Standards Based Grading Faces Controversy Among Students and Faculty


Photo by Gracie Tamez

Mayer Sidikaro

For over a decade, the modern and classical languages department at Greenhill, with the exception of honors and AP classes, has used standards based grading (SBG), also known as competencies based grading (CBG), to assess students’ mastery of their languages. Now, SBG is used in the language and science departments, with the same exceptions for the higher-level classes, but not without some necessary changes.

The goal of SBG is to gauge students’ mastery of individual concepts by assessing many standards separately on one test instead of giving one grade that covers a student’s performance on each competency.

“Because you are assessing each standard individually and repeatedly, [SBG] does allow for students to have a much deeper and solid understanding of each concept,” said spanish teacher April Burns.

Burns attributes this deeper level of understanding to the flexibility the style of grading provides to students who do not master each standard on their first attempt.

“With [SBG], I really do believe that it works well with language because it gives students a little bit more flexibility to customize a timeline to master each standard,” said Burns.

The science department has taken inspiration from the modern and classical languages department in its use of the grading system.

“[SBG] puts the focus on what your strengths are and what your weaknesses are,” said Head of the Science Department, Treavor Kendall.

The math department has also gravitated towards the new system and has incorporated it into a mainly traditional grading system.

“What we are doing in the math department with growth opportunities is we are asking for the most recent feedback by giving you an opportunity to show improvement,” said math teacher Charlie Janicki. “For growth opportunities and reassessments to have value, I think they should have the ability to impact your grade in both directions.”

While SBG has been prominent within both the language and science classes, there have been different protocols for each department.

“Moving to [SBG] was the best move in the world,” said biology teacher Hennah Abubaker. “While the intentions behind the move were good, I can personally see that the students have yet to fully grasp the system.
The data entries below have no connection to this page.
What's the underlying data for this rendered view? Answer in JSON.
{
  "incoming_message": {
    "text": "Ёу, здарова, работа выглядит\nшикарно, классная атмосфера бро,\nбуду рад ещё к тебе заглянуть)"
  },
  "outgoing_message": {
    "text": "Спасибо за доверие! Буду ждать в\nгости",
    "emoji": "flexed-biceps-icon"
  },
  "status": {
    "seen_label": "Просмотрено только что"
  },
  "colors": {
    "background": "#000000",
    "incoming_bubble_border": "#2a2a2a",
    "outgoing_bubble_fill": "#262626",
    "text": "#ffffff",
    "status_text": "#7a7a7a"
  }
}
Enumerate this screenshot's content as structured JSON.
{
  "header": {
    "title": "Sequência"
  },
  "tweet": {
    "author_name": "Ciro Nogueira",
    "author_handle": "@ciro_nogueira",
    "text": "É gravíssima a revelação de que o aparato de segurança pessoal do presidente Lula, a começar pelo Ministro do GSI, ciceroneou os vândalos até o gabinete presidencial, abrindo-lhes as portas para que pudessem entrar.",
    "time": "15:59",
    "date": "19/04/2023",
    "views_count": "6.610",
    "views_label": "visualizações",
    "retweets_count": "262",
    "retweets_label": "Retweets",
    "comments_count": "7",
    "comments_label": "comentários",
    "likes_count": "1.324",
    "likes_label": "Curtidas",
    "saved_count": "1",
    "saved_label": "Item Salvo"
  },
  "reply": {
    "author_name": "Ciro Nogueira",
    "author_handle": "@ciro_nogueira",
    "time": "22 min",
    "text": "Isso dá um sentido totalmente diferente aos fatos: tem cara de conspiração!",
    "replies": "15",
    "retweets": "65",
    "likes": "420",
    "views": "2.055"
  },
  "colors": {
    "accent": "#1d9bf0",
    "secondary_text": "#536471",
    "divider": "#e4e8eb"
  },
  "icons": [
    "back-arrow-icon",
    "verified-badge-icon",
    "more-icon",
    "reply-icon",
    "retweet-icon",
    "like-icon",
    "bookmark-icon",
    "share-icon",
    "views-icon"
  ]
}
There is a need for a consistent grading system across the Upper School, and the lack of consistency can be really confusing for kids.”

The modern and classical languages department is using SBG in its entirety. This includes individual competencies, retests of competencies and a grade range on a 4.0 scale.

On the contrary, science uses a system in between SBG and traditional grading that consists of individual standards and retests but grading on a conventional scale. This places less emphasis on the mastery of individual standards and more weight on the overall grade of a test.

This has created a disconnect between language and science, seeing as they had initially intended to take a unified approach when introducing SBG to Greenhill.

“Science has made a few changes to the way they have gone about using [SBG],” said Burns. “They have gone through three or four iterations of [SBG] and have encountered some of the same challenges we have in regard to the grade book.”

Blackbaud, the program that runs Greenhill’s grade book, has a section called “Learning Progression,” where the language and science teachers can input the grades to the individual standards using the SBG system. While Blackbaud has a location for these grades, SBG teachers have run into issues while using the website.

“I see it as neutral,” said Kendall. “It’s not built well for what we want to do, but we tweak it and adapt it to our purpose in addition to bringing in other tools.”

Students have also tried to adapt to SBG despite the fact that every class uses SBG in different ways.

“Sometimes it’s hard to keep up,” said sophomore Cooper Rabin. “First, I go to Spanish and use a 1,2,3,4 system [SBG], then history, english, and all of my electives are using a more traditional grading scale, but science is using a system with both the [SBG] and traditional scale. Even at this point in the year, it still gets confusing.”

Because SBG has not been uniformly accepted across all departments, it has caused some confusion for students and teachers alike.

“We are on a journey in terms of learning and improving our practice,” said Kendall. “SBG has been around for a long time and isn’t necessarily new, but we will improve it and tweak it as we go.”